The U.S. dollar-denominated issue is the first Eurobond placement in the two years since Moscow was slapped with sanctions over its intervention in Ukraine and has been organized without the help of any Western banks. A Eurobond is a bond sold outside the country in whose currency it is denominated.
According to Russian news agency, RIA, investor demand for the 10-year paper had amounted to $6.3 billion by Tuesday morning.
Nomura's Timothy Ash said Tuesday that the bond looked 'half-baked' and the Russian Ministry of Finance risked looking stupid.
"It seems to just show weakness, not strength, so why bother? Are the Russian authorities so desperate for the cash?," Ash said in an email.
"I cannot quite understand why the Russians came with this issue, which has no Western banks lead managing, no Western paying agents and the bond is not euro-clearable.
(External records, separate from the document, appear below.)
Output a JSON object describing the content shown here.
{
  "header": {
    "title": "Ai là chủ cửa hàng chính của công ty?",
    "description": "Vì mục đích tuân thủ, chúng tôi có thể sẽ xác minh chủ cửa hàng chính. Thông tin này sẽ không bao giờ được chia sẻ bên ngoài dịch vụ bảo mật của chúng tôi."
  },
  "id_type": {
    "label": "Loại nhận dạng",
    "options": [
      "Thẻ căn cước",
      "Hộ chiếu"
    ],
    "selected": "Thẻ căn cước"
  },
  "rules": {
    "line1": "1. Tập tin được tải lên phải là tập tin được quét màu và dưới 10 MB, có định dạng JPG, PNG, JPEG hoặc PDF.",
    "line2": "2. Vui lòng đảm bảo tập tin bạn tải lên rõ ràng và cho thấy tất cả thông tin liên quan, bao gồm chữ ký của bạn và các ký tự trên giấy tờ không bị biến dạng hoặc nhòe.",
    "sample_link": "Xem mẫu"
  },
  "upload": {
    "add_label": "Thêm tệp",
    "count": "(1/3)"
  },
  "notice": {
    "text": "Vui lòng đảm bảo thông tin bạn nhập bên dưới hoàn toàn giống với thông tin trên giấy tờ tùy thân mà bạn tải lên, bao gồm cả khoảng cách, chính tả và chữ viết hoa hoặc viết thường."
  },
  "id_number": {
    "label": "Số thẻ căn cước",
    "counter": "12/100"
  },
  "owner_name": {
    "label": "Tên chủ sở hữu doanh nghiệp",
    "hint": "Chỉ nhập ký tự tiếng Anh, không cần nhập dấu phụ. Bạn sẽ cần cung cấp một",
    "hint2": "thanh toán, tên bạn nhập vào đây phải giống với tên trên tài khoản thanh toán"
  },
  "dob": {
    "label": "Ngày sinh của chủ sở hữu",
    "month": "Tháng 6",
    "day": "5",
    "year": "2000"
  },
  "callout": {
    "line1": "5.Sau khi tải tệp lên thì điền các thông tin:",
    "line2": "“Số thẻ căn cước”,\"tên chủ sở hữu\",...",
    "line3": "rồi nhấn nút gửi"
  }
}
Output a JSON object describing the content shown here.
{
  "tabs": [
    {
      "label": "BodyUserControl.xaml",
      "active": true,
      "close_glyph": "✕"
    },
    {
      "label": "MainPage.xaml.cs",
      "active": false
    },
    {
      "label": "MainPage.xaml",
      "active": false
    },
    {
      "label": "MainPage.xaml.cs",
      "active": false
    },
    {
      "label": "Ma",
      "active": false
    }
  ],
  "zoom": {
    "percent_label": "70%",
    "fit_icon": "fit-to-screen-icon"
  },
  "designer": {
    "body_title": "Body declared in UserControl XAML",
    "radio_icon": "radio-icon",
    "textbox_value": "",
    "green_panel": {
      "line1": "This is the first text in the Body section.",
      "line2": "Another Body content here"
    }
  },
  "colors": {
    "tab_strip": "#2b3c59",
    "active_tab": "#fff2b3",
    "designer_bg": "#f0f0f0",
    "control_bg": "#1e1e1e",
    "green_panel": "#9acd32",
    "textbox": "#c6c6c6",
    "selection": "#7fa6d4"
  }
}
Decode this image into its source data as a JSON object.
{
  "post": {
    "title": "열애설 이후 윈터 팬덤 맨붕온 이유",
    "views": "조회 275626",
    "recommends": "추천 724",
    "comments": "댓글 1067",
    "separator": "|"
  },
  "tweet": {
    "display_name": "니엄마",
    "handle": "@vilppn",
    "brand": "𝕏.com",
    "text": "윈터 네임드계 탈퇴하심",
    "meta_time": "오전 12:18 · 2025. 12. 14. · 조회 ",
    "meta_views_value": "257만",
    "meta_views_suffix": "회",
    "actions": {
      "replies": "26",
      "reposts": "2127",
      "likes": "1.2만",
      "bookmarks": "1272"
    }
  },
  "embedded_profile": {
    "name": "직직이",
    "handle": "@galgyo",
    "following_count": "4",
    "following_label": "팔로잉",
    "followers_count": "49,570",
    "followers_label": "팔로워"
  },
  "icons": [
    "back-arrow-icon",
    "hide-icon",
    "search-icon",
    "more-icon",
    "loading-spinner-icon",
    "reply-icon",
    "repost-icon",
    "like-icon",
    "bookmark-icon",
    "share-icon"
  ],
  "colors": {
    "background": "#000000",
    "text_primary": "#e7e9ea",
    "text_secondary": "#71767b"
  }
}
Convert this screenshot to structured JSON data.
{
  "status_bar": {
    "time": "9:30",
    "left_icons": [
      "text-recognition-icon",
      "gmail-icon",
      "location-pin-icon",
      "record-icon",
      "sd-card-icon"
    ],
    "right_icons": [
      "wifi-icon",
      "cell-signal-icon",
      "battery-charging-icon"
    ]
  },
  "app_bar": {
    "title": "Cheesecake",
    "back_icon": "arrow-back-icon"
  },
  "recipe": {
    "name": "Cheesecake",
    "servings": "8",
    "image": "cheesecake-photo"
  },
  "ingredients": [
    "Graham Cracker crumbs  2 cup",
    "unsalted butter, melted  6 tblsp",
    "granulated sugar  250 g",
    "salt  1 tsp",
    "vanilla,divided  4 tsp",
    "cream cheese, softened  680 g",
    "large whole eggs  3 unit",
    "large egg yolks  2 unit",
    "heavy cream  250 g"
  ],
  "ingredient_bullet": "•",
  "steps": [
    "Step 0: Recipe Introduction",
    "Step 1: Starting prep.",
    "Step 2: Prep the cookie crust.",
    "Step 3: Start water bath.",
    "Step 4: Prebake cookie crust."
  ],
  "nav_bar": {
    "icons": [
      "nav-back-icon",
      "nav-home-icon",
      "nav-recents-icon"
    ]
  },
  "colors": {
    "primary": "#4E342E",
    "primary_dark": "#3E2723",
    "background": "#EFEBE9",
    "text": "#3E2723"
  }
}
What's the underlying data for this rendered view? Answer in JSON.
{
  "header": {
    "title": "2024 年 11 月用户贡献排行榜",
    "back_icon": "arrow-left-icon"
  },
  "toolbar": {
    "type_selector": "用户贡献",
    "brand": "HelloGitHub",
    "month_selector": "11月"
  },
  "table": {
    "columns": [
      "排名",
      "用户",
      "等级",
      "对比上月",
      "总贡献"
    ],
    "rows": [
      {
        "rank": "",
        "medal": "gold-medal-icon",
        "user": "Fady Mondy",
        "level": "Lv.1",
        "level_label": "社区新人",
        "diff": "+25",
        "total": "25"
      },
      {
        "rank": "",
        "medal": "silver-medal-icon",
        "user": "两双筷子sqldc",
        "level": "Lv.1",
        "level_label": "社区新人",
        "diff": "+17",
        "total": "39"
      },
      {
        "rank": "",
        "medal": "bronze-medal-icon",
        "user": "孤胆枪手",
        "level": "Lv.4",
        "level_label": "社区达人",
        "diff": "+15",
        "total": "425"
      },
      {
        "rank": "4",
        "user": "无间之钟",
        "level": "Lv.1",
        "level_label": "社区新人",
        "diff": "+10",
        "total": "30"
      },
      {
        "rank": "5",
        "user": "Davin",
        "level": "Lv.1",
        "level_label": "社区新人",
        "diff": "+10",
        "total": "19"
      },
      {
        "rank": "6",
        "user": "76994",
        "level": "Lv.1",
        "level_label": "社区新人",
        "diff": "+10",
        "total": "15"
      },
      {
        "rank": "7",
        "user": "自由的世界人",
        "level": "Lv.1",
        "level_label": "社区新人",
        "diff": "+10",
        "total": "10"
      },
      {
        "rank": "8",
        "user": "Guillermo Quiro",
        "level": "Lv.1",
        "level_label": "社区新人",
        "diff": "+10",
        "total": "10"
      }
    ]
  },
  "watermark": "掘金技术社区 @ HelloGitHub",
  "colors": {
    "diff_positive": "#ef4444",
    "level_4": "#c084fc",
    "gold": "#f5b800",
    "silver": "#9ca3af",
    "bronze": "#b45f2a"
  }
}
So it is very hard for Western institutional investors to participate."
A deal notice issued to investors Monday showed Russia was selling the Eurobond with a guided yield to between 4.65 and 4.9 percent.
Maria Radchenko, senior analyst on fixed income at BCS Prime expects the yield will be less once the settlement date is fulfilled on Friday May 27.
Radchenko told CNBC that the announcement of the Eurobond and its forecast yield, caused a sell-off in Russian sovereign bonds.
"At the same time, there were no corresponding sales in Russian corporate Eurobonds, thus we can't say that investors' appetite to Russian risk is cooling down," she said Tuesday.